What the exercise asks: Give only a number in reply. It should be how many lines in the records contain the string "title".

Source material:
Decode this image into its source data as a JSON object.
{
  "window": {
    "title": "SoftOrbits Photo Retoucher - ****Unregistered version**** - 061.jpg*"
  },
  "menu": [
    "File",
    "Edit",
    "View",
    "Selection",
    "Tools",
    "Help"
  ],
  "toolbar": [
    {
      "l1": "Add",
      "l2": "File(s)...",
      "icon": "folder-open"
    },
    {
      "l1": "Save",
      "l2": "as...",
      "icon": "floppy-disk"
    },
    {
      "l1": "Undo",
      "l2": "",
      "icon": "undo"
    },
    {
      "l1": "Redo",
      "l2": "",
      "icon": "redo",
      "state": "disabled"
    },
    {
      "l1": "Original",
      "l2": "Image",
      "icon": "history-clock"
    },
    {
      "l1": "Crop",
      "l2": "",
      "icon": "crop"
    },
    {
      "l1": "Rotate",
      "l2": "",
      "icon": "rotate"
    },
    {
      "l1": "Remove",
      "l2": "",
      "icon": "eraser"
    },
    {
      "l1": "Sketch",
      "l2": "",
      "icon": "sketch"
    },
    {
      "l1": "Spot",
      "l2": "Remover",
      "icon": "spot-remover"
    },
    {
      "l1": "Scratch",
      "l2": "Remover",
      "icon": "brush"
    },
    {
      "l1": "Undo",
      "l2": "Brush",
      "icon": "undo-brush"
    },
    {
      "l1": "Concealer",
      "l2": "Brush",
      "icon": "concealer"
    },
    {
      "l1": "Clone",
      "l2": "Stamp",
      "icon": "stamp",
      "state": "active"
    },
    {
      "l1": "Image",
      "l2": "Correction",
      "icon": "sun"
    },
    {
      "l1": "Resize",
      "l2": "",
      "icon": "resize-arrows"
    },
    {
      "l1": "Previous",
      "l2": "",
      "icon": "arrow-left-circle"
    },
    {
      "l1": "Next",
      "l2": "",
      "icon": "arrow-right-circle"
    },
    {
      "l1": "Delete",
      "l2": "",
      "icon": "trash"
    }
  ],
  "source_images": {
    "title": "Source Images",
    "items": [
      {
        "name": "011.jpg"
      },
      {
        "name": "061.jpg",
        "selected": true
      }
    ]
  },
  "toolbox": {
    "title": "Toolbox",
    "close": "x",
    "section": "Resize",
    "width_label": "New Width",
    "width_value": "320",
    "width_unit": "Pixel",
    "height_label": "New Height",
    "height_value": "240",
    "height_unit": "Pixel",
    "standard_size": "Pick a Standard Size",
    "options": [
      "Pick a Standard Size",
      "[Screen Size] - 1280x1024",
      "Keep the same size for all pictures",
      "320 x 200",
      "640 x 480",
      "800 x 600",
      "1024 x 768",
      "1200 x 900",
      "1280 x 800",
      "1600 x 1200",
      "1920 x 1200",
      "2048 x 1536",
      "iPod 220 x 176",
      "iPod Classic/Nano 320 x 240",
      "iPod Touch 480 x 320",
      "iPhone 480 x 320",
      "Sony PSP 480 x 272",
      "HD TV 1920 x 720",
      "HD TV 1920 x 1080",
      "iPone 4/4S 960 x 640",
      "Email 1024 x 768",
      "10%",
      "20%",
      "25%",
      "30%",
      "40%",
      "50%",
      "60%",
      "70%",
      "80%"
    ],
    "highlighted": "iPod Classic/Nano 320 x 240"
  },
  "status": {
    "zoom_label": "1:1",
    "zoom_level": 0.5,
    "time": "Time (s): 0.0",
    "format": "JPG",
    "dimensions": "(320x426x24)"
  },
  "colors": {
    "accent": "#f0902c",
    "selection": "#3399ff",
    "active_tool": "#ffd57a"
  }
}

Answer to the problem: 3